© 2016. St Kevin’s Arcade, at the start of a self-guided walking tour through Auckland, New Zealand. Sunday, Nov. 27, 2016. Ektar +2, Pentax 6×7.

© 2016. St Kevin’s Arcade, at the start of a self-guided walking tour through Auckland, New Zealand. Sunday, Nov. 27, 2016. Ektar +2, Pentax 6×7.

© 2016. St Kevin’s Arcade, at the start of a self-guided walking tour through Auckland, New Zealand. Sunday, Nov. 27, 2016. Ektar +2, Pentax 6×7.

© 2016. The walk to Myers Park from St Kevin’s Arcade, part of a self-guided walking tour through Auckland, New Zealand. Sunday, Nov. 27, 2016. Ektar +2, Pentax 6×7.

© 2016. The walk to Myers Park from St Kevin’s Arcade, part of a self-guided walking tour through Auckland, New Zealand. Sunday, Nov. 27, 2016. Ektar +2, Pentax 6×7.

© 2016. The Edwardian-era Queen Street Shops, dating to 1909, part of a self-guided walking tour through Auckland, New Zealand. Sunday, Nov. 27, 2016. Ektar +2, Pentax 6×7.

© 2016. Women’s Suffrage Memorial mural, depicting Amey Daldy, Anne Ward, Lizzie Frost, Matilda Allsopp, Elisabeth Yates, Annie Jane Schnackenberg, Fanny Brown and Ida B. Wells, in Te Hā o Hine / Khartoum Place, as seen on a self-guided walking tour through Auckland, New Zealand. Sunday, Nov. 27, 2016. Ektar +2, Pentax 6×7.

© 2016. Vulcan Lane, as seen on a self-guided walking tour through Auckland, New Zealand. Sunday, Nov. 27, 2016. Portra 160+1, Pentax 6×7.

© 2016. Auckland harbor, as seen on a self-guided walking tour through Auckland, New Zealand. Sunday, Nov. 27, 2016. Portra 160+1, Pentax 6×7.
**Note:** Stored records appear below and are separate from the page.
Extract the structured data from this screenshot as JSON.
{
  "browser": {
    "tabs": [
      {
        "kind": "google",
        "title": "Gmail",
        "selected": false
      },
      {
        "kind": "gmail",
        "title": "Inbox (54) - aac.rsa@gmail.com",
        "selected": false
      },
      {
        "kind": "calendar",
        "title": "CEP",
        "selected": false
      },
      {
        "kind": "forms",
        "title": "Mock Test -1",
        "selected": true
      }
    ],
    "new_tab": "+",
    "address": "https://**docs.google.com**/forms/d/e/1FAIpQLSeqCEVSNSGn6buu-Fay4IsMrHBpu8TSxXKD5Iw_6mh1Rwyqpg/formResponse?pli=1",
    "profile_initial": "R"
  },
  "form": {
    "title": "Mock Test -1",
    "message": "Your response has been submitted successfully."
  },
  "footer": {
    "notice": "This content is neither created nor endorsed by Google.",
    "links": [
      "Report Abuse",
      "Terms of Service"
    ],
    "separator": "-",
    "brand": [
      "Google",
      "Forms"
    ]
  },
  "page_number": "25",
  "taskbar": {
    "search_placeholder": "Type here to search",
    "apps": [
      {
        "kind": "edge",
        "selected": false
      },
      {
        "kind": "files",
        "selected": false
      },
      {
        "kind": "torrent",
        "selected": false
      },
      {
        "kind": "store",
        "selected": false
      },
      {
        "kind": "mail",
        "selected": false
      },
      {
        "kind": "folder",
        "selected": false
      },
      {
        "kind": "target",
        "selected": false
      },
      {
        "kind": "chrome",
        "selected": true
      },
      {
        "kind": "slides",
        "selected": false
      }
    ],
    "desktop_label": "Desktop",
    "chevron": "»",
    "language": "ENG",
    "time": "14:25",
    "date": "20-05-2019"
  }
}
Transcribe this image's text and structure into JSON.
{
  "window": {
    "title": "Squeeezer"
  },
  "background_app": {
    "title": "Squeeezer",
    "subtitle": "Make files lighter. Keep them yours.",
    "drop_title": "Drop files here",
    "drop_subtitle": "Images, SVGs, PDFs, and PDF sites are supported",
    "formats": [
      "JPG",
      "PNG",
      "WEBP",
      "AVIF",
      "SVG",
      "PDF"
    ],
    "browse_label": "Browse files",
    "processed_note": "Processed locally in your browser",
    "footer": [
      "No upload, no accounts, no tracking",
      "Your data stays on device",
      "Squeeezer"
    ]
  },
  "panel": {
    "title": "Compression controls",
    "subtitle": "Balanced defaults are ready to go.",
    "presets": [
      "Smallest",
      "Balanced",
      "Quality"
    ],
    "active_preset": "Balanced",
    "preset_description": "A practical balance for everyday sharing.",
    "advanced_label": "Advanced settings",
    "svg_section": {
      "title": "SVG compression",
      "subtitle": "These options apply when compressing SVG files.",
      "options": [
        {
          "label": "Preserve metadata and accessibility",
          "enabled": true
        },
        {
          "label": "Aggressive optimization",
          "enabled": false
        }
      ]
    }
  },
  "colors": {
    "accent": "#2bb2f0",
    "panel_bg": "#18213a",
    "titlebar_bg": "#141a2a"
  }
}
© 2016. Sheep and the Auckland cityscape, as seen from One Tree Hill Domain in Auckland, New Zealand. Sunday, Nov. 27, 2016. Portra 160+1, Pentax 6×7.

© 2016. Cornwall Park in Auckland, New Zealand. Sunday, Nov. 27, 2016. Portra 160+1, Pentax 6×7.

© 2016. Sheep graze in Cornwall Park in Auckland, New Zealand. Sunday, Nov. 27, 2016. Portra 160+1, Pentax 6×7.

© 2016. Cornwall Park, as seen from One Tree Hill Domain in Auckland, New Zealand. Sunday, Nov. 27, 2016. Portra 160+1, Pentax 6×7.

 


A selection of these photos can be purchased as prints at prints.christhedunn.com.